### Work item:
One number, and no other words, should make up the answer: how many lines of the listing contain the string "Copy".

### Data shown:
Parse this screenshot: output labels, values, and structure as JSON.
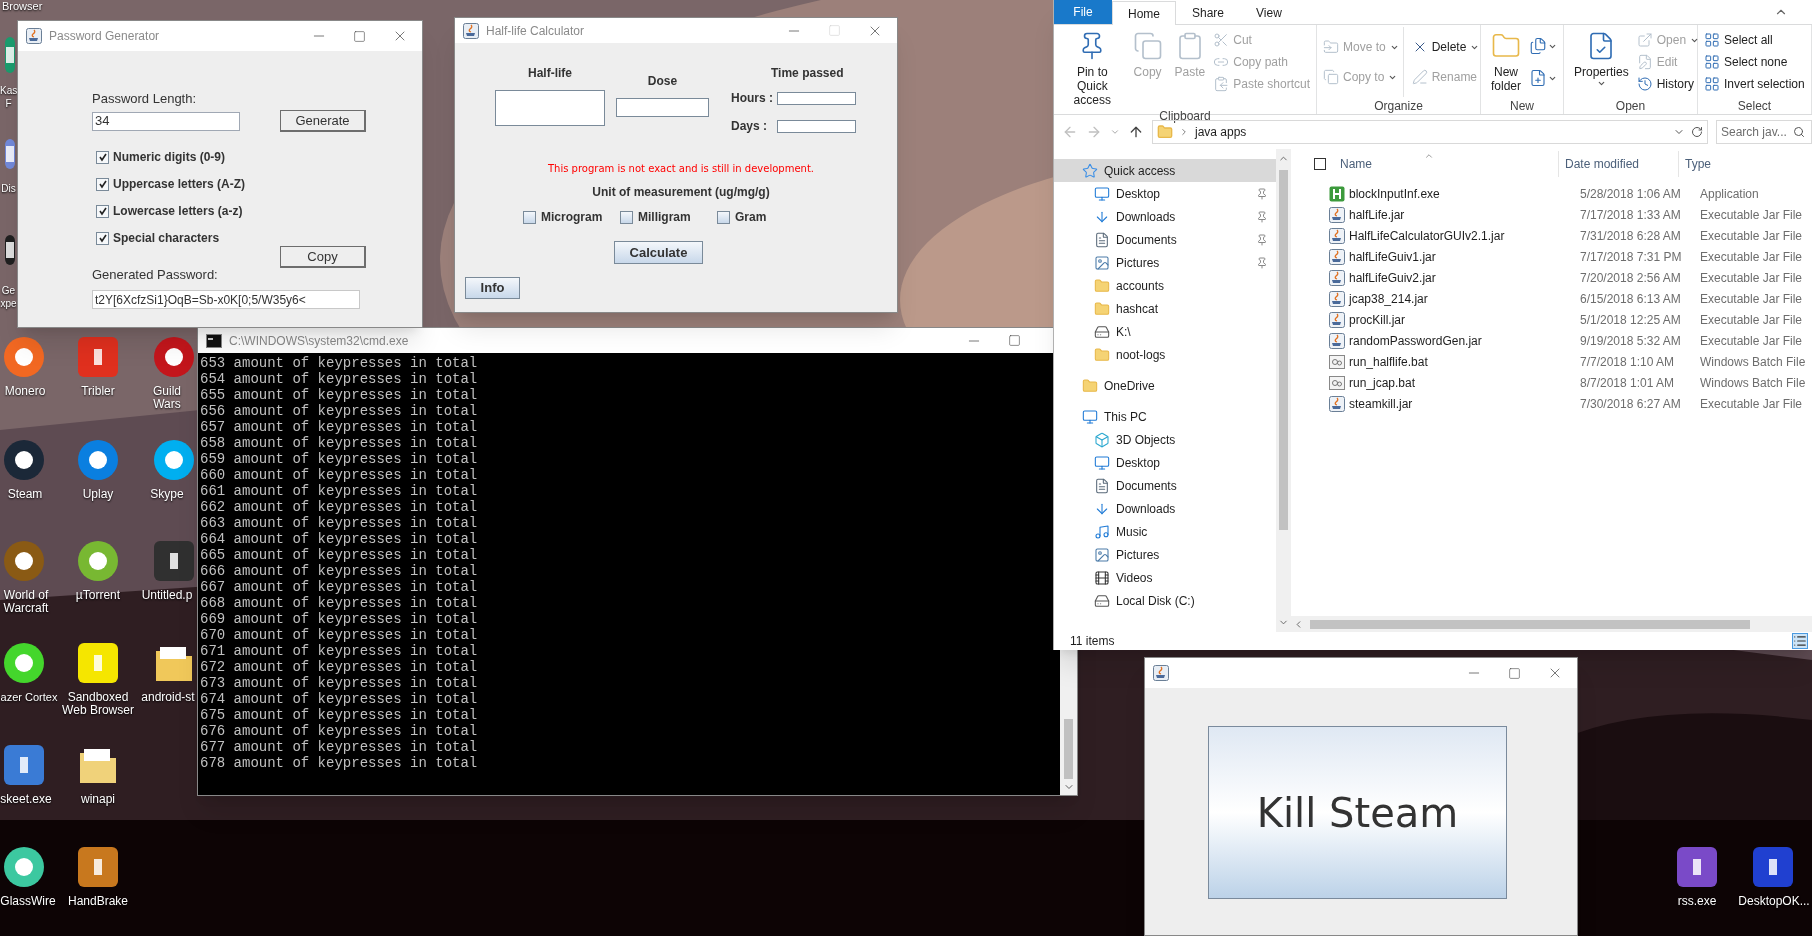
{
  "desktop_icons": [
    {
      "label": "Browser"
    },
    {
      "label": "Kas\nF"
    },
    {
      "label": "Dis"
    },
    {
      "label": "Ge\nxpe"
    },
    {
      "label": "Monero"
    },
    {
      "label": "Tribler"
    },
    {
      "label": "Guild Wars"
    },
    {
      "label": "Steam"
    },
    {
      "label": "Uplay"
    },
    {
      "label": "Skype"
    },
    {
      "label": "World of Warcraft"
    },
    {
      "label": "µTorrent"
    },
    {
      "label": "Untitled.p"
    },
    {
      "label": "azer Cortex"
    },
    {
      "label": "Sandboxed Web Browser"
    },
    {
      "label": "android-st"
    },
    {
      "label": "skeet.exe"
    },
    {
      "label": "winapi"
    },
    {
      "label": "GlassWire"
    },
    {
      "label": "HandBrake"
    },
    {
      "label": "rss.exe"
    },
    {
      "label": "DesktopOK..."
    }
  ],
  "password_generator": {
    "title": "Password Generator",
    "maximize_disabled": false,
    "length_label": "Password Length:",
    "length_value": "34",
    "generate_button": "Generate",
    "options": [
      {
        "label": "Numeric digits (0-9)",
        "checked": true
      },
      {
        "label": "Uppercase letters (A-Z)",
        "checked": true
      },
      {
        "label": "Lowercase letters (a-z)",
        "checked": true
      },
      {
        "label": "Special characters",
        "checked": true
      }
    ],
    "copy_button": "Copy",
    "output_label": "Generated Password:",
    "output_value": "t2Y[6XcfzSi1}OqB=Sb-x0K[0;5/W35y6<"
  },
  "half_life_calculator": {
    "title": "Half-life Calculator",
    "maximize_disabled": true,
    "half_life_label": "Half-life",
    "dose_label": "Dose",
    "time_label": "Time passed",
    "hours_label": "Hours :",
    "days_label": "Days :",
    "warning": "This program is not exact and is still in development.",
    "unit_label": "Unit of measurement (ug/mg/g)",
    "units": [
      {
        "label": "Microgram",
        "checked": false
      },
      {
        "label": "Milligram",
        "checked": false
      },
      {
        "label": "Gram",
        "checked": false
      }
    ],
    "calculate_button": "Calculate",
    "info_button": "Info"
  },
  "console": {
    "title": "C:\\WINDOWS\\system32\\cmd.exe",
    "lines": [
      "653 amount of keypresses in total",
      "654 amount of keypresses in total",
      "655 amount of keypresses in total",
      "656 amount of keypresses in total",
      "657 amount of keypresses in total",
      "658 amount of keypresses in total",
      "659 amount of keypresses in total",
      "660 amount of keypresses in total",
      "661 amount of keypresses in total",
      "662 amount of keypresses in total",
      "663 amount of keypresses in total",
      "664 amount of keypresses in total",
      "665 amount of keypresses in total",
      "666 amount of keypresses in total",
      "667 amount of keypresses in total",
      "668 amount of keypresses in total",
      "669 amount of keypresses in total",
      "670 amount of keypresses in total",
      "671 amount of keypresses in total",
      "672 amount of keypresses in total",
      "673 amount of keypresses in total",
      "674 amount of keypresses in total",
      "675 amount of keypresses in total",
      "676 amount of keypresses in total",
      "677 amount of keypresses in total",
      "678 amount of keypresses in total"
    ]
  },
  "explorer": {
    "tabs": [
      {
        "label": "File",
        "kind": "file",
        "selected": false
      },
      {
        "label": "Home",
        "kind": "tab",
        "selected": true
      },
      {
        "label": "Share",
        "kind": "tab",
        "selected": false
      },
      {
        "label": "View",
        "kind": "tab",
        "selected": false
      }
    ],
    "ribbon_groups": [
      {
        "label": "Clipboard",
        "columns": [
          [
            {
              "label": "Pin to Quick access",
              "kind": "large",
              "disabled": false,
              "menu": false
            }
          ],
          [
            {
              "label": "Copy",
              "kind": "large",
              "disabled": true,
              "menu": false
            }
          ],
          [
            {
              "label": "Paste",
              "kind": "large",
              "disabled": true,
              "menu": false
            }
          ],
          [
            {
              "label": "Cut",
              "kind": "small",
              "disabled": true,
              "menu": false
            },
            {
              "label": "Copy path",
              "kind": "small",
              "disabled": true,
              "menu": false
            },
            {
              "label": "Paste shortcut",
              "kind": "small",
              "disabled": true,
              "menu": false
            }
          ]
        ]
      },
      {
        "label": "Organize",
        "columns": [
          [
            {
              "label": "Move to",
              "kind": "small",
              "disabled": true,
              "menu": true
            },
            {
              "label": "Copy to",
              "kind": "small",
              "disabled": true,
              "menu": true
            }
          ],
          [
            {
              "label": "Delete",
              "kind": "small",
              "disabled": false,
              "menu": true
            },
            {
              "label": "Rename",
              "kind": "small",
              "disabled": true,
              "menu": false
            }
          ]
        ]
      },
      {
        "label": "New",
        "columns": [
          [
            {
              "label": "New folder",
              "kind": "large",
              "disabled": false,
              "menu": false
            }
          ],
          [
            {
              "kind": "icon_menu",
              "disabled": false,
              "menu": true
            },
            {
              "kind": "icon_menu",
              "disabled": false,
              "menu": true
            }
          ]
        ]
      },
      {
        "label": "Open",
        "columns": [
          [
            {
              "label": "Properties",
              "kind": "large",
              "disabled": false,
              "menu": true
            }
          ],
          [
            {
              "label": "Open",
              "kind": "small",
              "disabled": true,
              "menu": true
            },
            {
              "label": "Edit",
              "kind": "small",
              "disabled": true,
              "menu": false
            },
            {
              "label": "History",
              "kind": "small",
              "disabled": false,
              "menu": false
            }
          ]
        ]
      },
      {
        "label": "Select",
        "columns": [
          [
            {
              "label": "Select all",
              "kind": "small",
              "disabled": false,
              "menu": false
            },
            {
              "label": "Select none",
              "kind": "small",
              "disabled": false,
              "menu": false
            },
            {
              "label": "Invert selection",
              "kind": "small",
              "disabled": false,
              "menu": false
            }
          ]
        ]
      }
    ],
    "all_selected": false,
    "address": "java apps",
    "search_placeholder": "Search jav...",
    "nav": [
      {
        "label": "Quick access",
        "kind": "quick_access",
        "selected": true,
        "children": [
          {
            "label": "Desktop",
            "kind": "desktop",
            "pinned": true,
            "selected": false
          },
          {
            "label": "Downloads",
            "kind": "downloads",
            "pinned": true,
            "selected": false
          },
          {
            "label": "Documents",
            "kind": "documents",
            "pinned": true,
            "selected": false
          },
          {
            "label": "Pictures",
            "kind": "pictures",
            "pinned": true,
            "selected": false
          },
          {
            "label": "accounts",
            "kind": "folder",
            "pinned": false,
            "selected": false
          },
          {
            "label": "hashcat",
            "kind": "folder",
            "pinned": false,
            "selected": false
          },
          {
            "label": "K:\\",
            "kind": "drive",
            "pinned": false,
            "selected": false
          },
          {
            "label": "noot-logs",
            "kind": "folder",
            "pinned": false,
            "selected": false
          }
        ]
      },
      {
        "label": "OneDrive",
        "kind": "folder",
        "selected": false
      },
      {
        "label": "This PC",
        "kind": "pc",
        "selected": false,
        "children": [
          {
            "label": "3D Objects",
            "kind": "objects",
            "pinned": false,
            "selected": false
          },
          {
            "label": "Desktop",
            "kind": "desktop",
            "pinned": false,
            "selected": false
          },
          {
            "label": "Documents",
            "kind": "documents",
            "pinned": false,
            "selected": false
          },
          {
            "label": "Downloads",
            "kind": "downloads",
            "pinned": false,
            "selected": false
          },
          {
            "label": "Music",
            "kind": "music",
            "pinned": false,
            "selected": false
          },
          {
            "label": "Pictures",
            "kind": "pictures",
            "pinned": false,
            "selected": false
          },
          {
            "label": "Videos",
            "kind": "videos",
            "pinned": false,
            "selected": false
          },
          {
            "label": "Local Disk (C:)",
            "kind": "drive",
            "pinned": false,
            "selected": false
          }
        ]
      }
    ],
    "columns": [
      {
        "label": "Name",
        "sorted": true
      },
      {
        "label": "Date modified",
        "sorted": false
      },
      {
        "label": "Type",
        "sorted": false
      }
    ],
    "files": [
      {
        "name": "blockInputInf.exe",
        "date": "5/28/2018 1:06 AM",
        "type": "Application",
        "kind": "application"
      },
      {
        "name": "halfLife.jar",
        "date": "7/17/2018 1:33 AM",
        "type": "Executable Jar File",
        "kind": "jar"
      },
      {
        "name": "HalfLifeCalculatorGUIv2.1.jar",
        "date": "7/31/2018 6:28 AM",
        "type": "Executable Jar File",
        "kind": "jar"
      },
      {
        "name": "halfLifeGuiv1.jar",
        "date": "7/17/2018 7:31 PM",
        "type": "Executable Jar File",
        "kind": "jar"
      },
      {
        "name": "halfLifeGuiv2.jar",
        "date": "7/20/2018 2:56 AM",
        "type": "Executable Jar File",
        "kind": "jar"
      },
      {
        "name": "jcap38_214.jar",
        "date": "6/15/2018 6:13 AM",
        "type": "Executable Jar File",
        "kind": "jar"
      },
      {
        "name": "procKill.jar",
        "date": "5/1/2018 12:25 AM",
        "type": "Executable Jar File",
        "kind": "jar"
      },
      {
        "name": "randomPasswordGen.jar",
        "date": "9/19/2018 5:32 AM",
        "type": "Executable Jar File",
        "kind": "jar"
      },
      {
        "name": "run_halflife.bat",
        "date": "7/7/2018 1:10 AM",
        "type": "Windows Batch File",
        "kind": "batch"
      },
      {
        "name": "run_jcap.bat",
        "date": "8/7/2018 1:01 AM",
        "type": "Windows Batch File",
        "kind": "batch"
      },
      {
        "name": "steamkill.jar",
        "date": "7/30/2018 6:27 AM",
        "type": "Executable Jar File",
        "kind": "jar"
      }
    ],
    "status": "11 items"
  },
  "kill_steam": {
    "maximize_disabled": false,
    "button": "Kill Steam"
  }
}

### Reply:
4